STB must be cautious to avoid prejudging issues specific to the particulars of a potential CP and NS merger. However, in light of recent amendments to STB’s authorizing statute and conflicting public assertions over the statutory and regulatory requirements governing the use of voting trusts, it is in the public interest for STB to provide clear legal guidance to the public that explains with clarity and detail the precise legal and regulatory requirements that any carrier must comply with in seeking to use a voting trust in any proposed major merger.

As Ranking Member of the Subcommittee on Transportation and Public Assets, I request that STB provide the Subcommittee with an interim briefing addressing these broad legal issues, which transcend any one specific merger.

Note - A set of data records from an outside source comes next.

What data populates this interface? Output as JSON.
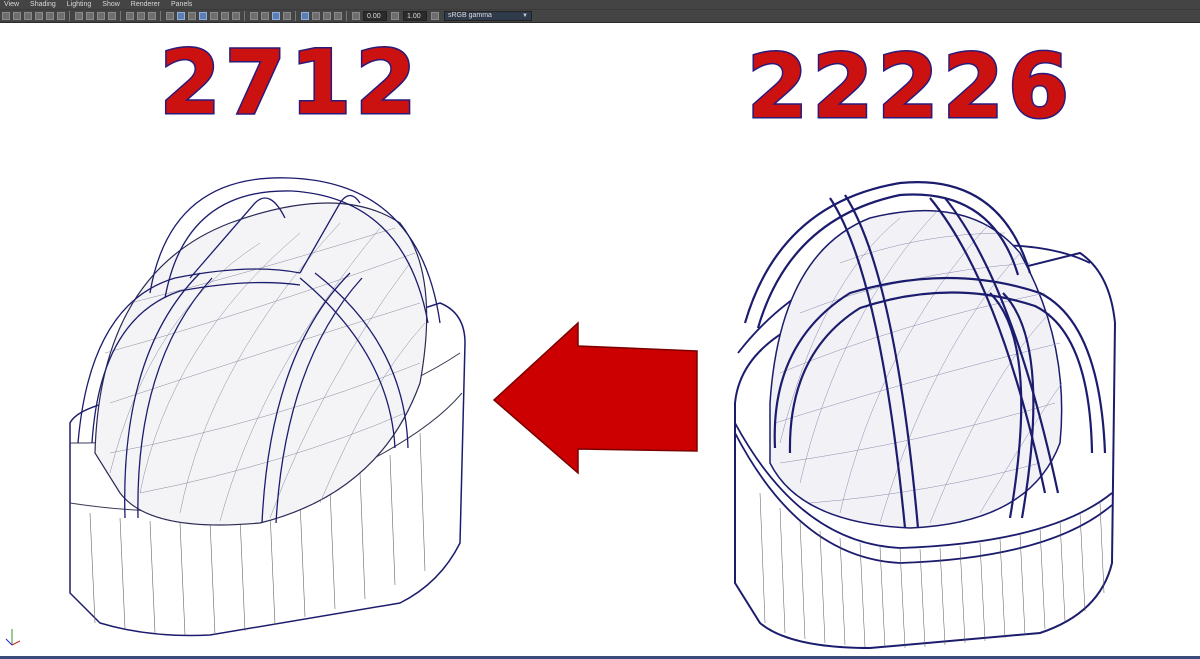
{
  "menu": [
    "View",
    "Shading",
    "Lighting",
    "Show",
    "Renderer",
    "Panels"
  ],
  "toolbar": {
    "exposure": "0.00",
    "gamma": "1.00",
    "color_space": "sRGB gamma"
  },
  "viewport": {
    "low_poly_count": "2712",
    "high_poly_count": "22226",
    "accent_color": "#cc1111",
    "wire_color": "#1c1c6e",
    "arrow_icon": "arrow-left-icon"
  }
}
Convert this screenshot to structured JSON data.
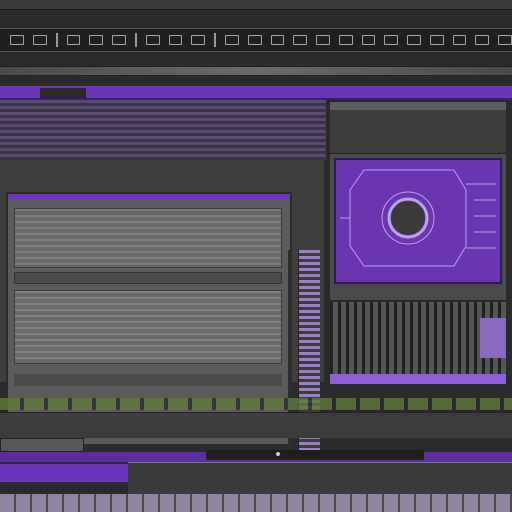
{
  "app": {
    "toolbar_icons": [
      "undo-icon",
      "redo-icon",
      "cut-icon",
      "copy-icon",
      "paste-icon",
      "zoom-icon",
      "grid-icon",
      "layer-icon",
      "measure-icon",
      "snap-icon",
      "settings-icon"
    ],
    "accent": "#6b35b8"
  },
  "left_panel": {
    "title": ""
  },
  "right_panel": {
    "preview_caption": ""
  },
  "timeline": {
    "scrub_position": 0.33
  }
}
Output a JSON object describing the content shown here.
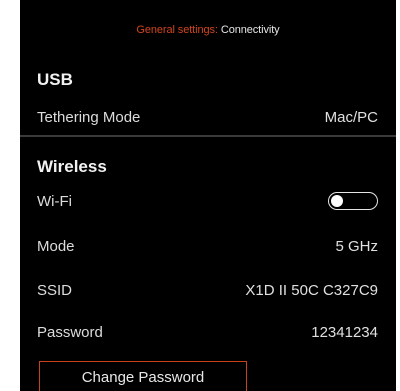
{
  "header": {
    "parent": "General settings:",
    "current": "Connectivity",
    "accent_color": "#d2451e"
  },
  "usb": {
    "title": "USB",
    "tethering_label": "Tethering Mode",
    "tethering_value": "Mac/PC"
  },
  "wireless": {
    "title": "Wireless",
    "wifi_label": "Wi-Fi",
    "wifi_enabled": false,
    "mode_label": "Mode",
    "mode_value": "5 GHz",
    "ssid_label": "SSID",
    "ssid_value": "X1D II 50C C327C9",
    "password_label": "Password",
    "password_value": "12341234",
    "change_password_label": "Change Password"
  }
}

In addition, I urge the STB to develop and publish legal guidance in plain language addressing the questions raised in this letter.

Congress established the STB to protect the public interest, providing it with sole jurisdiction over rail mergers and consolidations. The December 10, 2015 unanimous passage of the Surface Transportation Board Reauthorization Act of 2015 affirmed that Congress intends for the STB to serve as an independent economic regulatory agency that safeguards the public interest by conducting fair and thorough reviews of proposed railroad mergers. Any threat to the STB’s authority and independence deserves careful scrutiny, and it is vital that an authoritative source provide clarity and certainty on the statutory and regulatory requirements for using voting trusts in implementing major mergers.

Sincerely,

Tammy Duckworth, Ranking Member

Subcommittee on Transportation and Public Assets, Committee on Oversight and Government Reform

Source: http://www.duckworth.house.gov